There is a genre of game that I have a certain fondness for, and given that this is the Halloween issue I bet you can guess what genre that is. Indeed, horror games hold a spot close to my heart. The truly classic entries meld video, audio, interactivity, and the immersion that only video games can provide to give experiences that can imprint on you for life. Horror games have been around since the early days of video games in the 80s and those humble pixels evolved into the experiences we fondly remember in games like Alone in the Dark, Silent Hill, and Eternal Darkness.
The sub genre that most think of when it comes to these games are those labeled survival horror. As described in the title of the genre, the central focus of these games tends to be the survival of your character, and typically their psyche, as they face whatever monsters (physical or metaphorical as they may be) or situations put upon them.
I think I love these types of games so much because they are the reversal of “standard” game design. Instead of an outward facing power fantasy where you unload on whatever stands in your way, survival horror games tend to be inward facing introspections in which you merely hope to live — with a shred of sanity intact still hopefully. Entire design concepts for these games actively work to take power away from the player in their pursuit of urgency, instead of delivering more power as you advance.
This is all to say that most of the best of horror games tend to be these lovingly crafted menageries of grotesque body horror, explorations of emotion and psychosis, and/or mirrors held up to what can be the worst inside us — all while standing on the shoulders of authorial giants.

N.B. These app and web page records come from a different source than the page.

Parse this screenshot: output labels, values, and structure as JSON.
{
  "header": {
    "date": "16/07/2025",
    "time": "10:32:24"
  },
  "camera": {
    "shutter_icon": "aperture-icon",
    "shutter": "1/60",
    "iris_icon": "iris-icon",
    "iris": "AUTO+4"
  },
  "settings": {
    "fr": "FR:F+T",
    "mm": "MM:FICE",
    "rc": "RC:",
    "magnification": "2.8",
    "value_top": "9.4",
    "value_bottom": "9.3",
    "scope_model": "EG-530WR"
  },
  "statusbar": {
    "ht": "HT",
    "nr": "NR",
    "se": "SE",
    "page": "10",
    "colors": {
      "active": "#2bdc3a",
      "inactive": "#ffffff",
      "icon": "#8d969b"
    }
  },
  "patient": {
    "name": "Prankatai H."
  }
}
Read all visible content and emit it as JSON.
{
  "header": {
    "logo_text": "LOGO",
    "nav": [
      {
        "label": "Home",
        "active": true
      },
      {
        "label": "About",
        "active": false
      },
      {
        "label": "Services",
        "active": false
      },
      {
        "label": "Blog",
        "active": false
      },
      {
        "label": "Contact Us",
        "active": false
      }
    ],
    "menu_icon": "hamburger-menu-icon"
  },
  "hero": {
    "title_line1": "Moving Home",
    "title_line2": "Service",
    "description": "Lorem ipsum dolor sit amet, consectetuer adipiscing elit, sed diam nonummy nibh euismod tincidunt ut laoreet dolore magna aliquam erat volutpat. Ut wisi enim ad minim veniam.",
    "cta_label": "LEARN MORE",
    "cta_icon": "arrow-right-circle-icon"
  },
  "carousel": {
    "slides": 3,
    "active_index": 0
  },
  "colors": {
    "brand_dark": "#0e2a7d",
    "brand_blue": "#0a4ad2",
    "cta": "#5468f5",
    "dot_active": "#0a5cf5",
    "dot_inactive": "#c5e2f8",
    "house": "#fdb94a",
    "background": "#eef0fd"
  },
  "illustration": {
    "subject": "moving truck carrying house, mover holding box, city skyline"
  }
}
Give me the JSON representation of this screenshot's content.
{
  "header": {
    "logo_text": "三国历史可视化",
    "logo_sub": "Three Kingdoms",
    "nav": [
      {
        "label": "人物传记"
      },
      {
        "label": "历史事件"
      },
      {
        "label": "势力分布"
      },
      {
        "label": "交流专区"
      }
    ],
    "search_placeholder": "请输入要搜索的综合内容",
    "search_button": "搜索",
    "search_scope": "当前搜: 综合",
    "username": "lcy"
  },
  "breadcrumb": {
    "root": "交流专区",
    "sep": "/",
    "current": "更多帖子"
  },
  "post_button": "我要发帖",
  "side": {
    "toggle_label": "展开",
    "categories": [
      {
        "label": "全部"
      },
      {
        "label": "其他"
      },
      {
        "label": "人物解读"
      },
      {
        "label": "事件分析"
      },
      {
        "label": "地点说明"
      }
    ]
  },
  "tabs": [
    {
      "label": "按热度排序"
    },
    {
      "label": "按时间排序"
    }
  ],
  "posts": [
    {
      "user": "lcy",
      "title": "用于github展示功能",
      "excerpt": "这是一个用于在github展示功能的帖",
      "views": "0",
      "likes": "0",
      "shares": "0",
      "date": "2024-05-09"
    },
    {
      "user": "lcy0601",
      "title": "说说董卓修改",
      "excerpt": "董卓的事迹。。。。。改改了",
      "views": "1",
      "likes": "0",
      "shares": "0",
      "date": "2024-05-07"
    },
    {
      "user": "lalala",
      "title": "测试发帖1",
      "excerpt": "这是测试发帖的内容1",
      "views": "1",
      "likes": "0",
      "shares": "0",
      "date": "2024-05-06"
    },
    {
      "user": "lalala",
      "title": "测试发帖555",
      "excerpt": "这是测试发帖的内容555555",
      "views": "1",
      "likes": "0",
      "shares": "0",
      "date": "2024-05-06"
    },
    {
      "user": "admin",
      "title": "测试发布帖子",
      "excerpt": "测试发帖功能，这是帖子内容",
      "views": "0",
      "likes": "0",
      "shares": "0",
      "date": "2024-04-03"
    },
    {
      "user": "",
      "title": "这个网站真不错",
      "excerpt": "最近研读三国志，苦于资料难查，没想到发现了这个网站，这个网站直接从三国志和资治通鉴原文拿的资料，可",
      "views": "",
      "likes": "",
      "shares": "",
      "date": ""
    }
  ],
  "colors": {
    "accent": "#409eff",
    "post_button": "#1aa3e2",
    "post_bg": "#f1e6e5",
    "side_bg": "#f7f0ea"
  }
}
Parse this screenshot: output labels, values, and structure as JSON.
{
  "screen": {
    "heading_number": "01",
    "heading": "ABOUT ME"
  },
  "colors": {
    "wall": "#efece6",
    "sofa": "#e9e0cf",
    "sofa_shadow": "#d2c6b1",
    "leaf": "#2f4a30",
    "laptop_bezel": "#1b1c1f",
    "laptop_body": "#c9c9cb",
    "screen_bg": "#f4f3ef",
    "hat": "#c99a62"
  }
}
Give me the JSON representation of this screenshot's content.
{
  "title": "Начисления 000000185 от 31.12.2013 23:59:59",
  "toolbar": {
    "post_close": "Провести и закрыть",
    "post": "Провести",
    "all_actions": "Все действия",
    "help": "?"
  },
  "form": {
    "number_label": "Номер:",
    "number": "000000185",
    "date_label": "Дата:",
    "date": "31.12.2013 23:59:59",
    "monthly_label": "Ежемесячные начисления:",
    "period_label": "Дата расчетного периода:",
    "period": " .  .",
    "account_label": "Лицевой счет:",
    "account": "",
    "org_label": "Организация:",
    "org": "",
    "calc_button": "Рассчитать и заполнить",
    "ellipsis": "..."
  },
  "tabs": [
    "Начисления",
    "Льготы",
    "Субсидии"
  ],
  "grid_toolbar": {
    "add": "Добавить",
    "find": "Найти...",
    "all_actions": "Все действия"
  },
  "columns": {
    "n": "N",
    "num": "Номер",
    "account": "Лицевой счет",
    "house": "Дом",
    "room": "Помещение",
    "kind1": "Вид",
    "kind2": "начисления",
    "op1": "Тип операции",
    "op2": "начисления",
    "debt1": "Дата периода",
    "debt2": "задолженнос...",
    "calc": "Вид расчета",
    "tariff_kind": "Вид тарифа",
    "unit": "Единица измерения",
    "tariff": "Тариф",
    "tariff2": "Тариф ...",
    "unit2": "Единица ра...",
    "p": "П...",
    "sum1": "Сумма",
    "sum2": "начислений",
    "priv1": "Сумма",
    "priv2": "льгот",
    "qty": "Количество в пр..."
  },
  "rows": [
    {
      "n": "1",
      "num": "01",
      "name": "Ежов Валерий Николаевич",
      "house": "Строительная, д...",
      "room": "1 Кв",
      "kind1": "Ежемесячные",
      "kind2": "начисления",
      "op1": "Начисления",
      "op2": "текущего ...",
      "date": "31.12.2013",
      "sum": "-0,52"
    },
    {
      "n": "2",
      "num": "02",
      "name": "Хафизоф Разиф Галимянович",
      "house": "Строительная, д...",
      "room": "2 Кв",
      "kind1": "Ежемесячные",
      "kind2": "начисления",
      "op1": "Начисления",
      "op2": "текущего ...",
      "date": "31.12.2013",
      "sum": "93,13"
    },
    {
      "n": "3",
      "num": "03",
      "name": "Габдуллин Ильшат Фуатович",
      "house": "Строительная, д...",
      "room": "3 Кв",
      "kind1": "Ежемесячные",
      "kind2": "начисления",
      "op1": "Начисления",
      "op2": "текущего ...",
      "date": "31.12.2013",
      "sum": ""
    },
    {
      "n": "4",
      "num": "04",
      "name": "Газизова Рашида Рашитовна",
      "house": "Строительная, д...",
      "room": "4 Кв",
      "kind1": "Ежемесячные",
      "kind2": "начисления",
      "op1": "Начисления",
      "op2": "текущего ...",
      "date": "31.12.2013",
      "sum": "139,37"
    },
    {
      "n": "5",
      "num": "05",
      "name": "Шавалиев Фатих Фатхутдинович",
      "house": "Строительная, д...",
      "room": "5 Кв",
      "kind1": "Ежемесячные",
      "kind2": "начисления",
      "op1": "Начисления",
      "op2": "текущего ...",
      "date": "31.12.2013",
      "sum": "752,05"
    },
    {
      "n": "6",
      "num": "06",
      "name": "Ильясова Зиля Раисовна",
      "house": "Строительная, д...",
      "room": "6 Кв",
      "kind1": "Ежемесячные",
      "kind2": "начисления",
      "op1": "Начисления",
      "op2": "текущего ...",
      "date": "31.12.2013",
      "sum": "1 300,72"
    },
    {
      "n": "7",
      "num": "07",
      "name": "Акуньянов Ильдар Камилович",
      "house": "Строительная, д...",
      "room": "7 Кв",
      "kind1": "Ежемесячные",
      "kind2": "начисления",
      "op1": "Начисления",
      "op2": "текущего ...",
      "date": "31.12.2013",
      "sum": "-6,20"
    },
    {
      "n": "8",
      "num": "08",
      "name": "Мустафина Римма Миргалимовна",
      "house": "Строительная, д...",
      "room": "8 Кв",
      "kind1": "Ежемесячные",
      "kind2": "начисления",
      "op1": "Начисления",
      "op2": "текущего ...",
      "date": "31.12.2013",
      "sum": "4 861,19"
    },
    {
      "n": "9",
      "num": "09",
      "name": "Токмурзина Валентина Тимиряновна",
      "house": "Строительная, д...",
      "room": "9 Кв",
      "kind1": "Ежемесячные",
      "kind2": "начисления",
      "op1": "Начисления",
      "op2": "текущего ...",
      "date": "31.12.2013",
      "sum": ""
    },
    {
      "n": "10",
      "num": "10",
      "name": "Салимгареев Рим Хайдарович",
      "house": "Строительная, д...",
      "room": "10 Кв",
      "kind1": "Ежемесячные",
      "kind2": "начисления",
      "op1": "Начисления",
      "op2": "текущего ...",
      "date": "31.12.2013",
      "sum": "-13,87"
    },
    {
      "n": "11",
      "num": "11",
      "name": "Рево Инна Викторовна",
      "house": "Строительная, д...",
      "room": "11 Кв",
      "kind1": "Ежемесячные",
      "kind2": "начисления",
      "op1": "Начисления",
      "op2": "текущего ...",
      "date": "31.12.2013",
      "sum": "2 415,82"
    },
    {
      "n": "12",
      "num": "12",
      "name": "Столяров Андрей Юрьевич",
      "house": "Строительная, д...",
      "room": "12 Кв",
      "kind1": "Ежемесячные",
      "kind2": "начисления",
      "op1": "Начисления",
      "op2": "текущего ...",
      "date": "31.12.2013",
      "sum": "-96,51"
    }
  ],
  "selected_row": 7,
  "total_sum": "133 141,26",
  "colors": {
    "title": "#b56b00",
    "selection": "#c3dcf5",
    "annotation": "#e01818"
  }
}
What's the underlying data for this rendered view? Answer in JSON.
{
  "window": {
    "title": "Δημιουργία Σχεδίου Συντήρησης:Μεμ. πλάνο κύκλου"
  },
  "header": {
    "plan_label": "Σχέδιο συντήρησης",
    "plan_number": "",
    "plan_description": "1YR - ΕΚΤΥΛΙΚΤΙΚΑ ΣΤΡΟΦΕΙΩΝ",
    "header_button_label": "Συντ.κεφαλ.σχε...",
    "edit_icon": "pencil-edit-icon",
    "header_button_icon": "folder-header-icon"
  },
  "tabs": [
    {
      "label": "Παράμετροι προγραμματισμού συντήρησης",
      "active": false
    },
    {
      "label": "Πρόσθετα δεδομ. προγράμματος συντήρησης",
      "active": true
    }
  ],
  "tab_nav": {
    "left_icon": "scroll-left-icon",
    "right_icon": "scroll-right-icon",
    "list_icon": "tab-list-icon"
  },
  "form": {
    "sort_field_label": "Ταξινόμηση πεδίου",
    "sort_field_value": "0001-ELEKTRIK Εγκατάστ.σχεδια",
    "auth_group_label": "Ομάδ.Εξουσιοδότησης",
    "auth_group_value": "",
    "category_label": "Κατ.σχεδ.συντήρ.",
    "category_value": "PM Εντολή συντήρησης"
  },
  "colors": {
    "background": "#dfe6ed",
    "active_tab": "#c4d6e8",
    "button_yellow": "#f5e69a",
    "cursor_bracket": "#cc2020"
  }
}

Their creators tend to put a lot of thought and effort into these works, and even the ones that do not execute that well as a game tend to get a nod from me for the work involved at least.
That’s why it pains me to see so many lazy and uninspired “ZOMG SO SPOOPY” games littering the landscape of late.
Let me describe about a dozen games I’ve seen the past couple years:
You are behind a camera (sometimes a digital camera with VHS tape effect going on because of ignorant nostalgia pinging) as you explore a forest, then an insane asylum, and then an old church (or was it asylum, forest, then a factory?). You search for notes or trinkets that put together a stock story made up of mundane woe. Something is chasing you, and your UI freaks out when it’s close. If it gets too close then you die.
These games are like Asylum Productions made Enderman knock‐offs, but without the charm. Their only claim to anything close to being a scary game is their penchant for lazy jump scares, and their choice of the appropriate Unity store assets.
That is the difference between a “scary” game and a “horror” game to me. These excessively shat out clones of Enderman encompass what I term “scary” games. No heart, no hope, no horror. They try to capture what makes games like Amnesia and Soma so engaging by putting together what feels like a tech demo and placing it on sale hoping some Pewdiepie wannabe will pick it up and scream at it on Youtube, or that people notice it has trading cards to hock.
And if it hasn’t been made clear by now, I do not like “scary” games.
A game like Soma will never leave my psyche. Aspects of my life are still filtered through the lens of experiencing Silent Hill 2. Even some of the earned jump scares in games like Resident Evil still pop in my mind with a smile at random times. Scary games endeavor not to such heights. They want to make a quick buck.
The Digital Homicide saga enriched all of our lives with the knowledge of how lazy but greedy developers pumping out Z‐Tier games grouped in $1 bundles can make residual incomes off items like trading cards bought and sold on Steam’s marketplace. If you don’t know how this works, take the time to check out this enlightening video. Don’t worry, I’ll still be here.
Steam also doesn’t help the situation with their out of control Greenlight program (a grand idea that has run amuck), and their Early Access program. Valve had two interesting ideas there that have evolved into monsters of their own, releasing craptstic games of all genres — not just flooding the “scary” market.
This isn’t to lay blame entirely on Valve and Steam for this glut of crap. There are the developers excreting it out, and the people who are buying these things (at times largely to just get trading cards and other digital junk to sell). It just makes me sad to see these shells of games taking up the same screen space as masterful horror games on Steam’s storefront when searching for horror games, instead of these “scary” games being relegated to places like IndieDB where they belong.
So this is a shout out to all the genuine effort that gets put into horror games big and small out there. To anyone working on them, keep at it knowing there is an adoring audience who appreciates what gets put into a truly unnerving experience. To anyone who loves these games like me, I hope you get prickly at those schlock games too. Always be sharing the best with people, because it’s a real niche at times.
I don’t have much of a solution here this time, sadly. This just isn’t that type of opinion piece. I only wanted to defend the honor of our humble little creepy genre this Halloween season.
Some more quality control on Steam would be great. You can find great curators out there, but I think that is only a band‐aid for Steam’s flooded storefront. Some of these first time devs just need to be pushed to up their game, and higher standards on a platform could do just that. Not every first time Unity project needs to be a thing that is sold.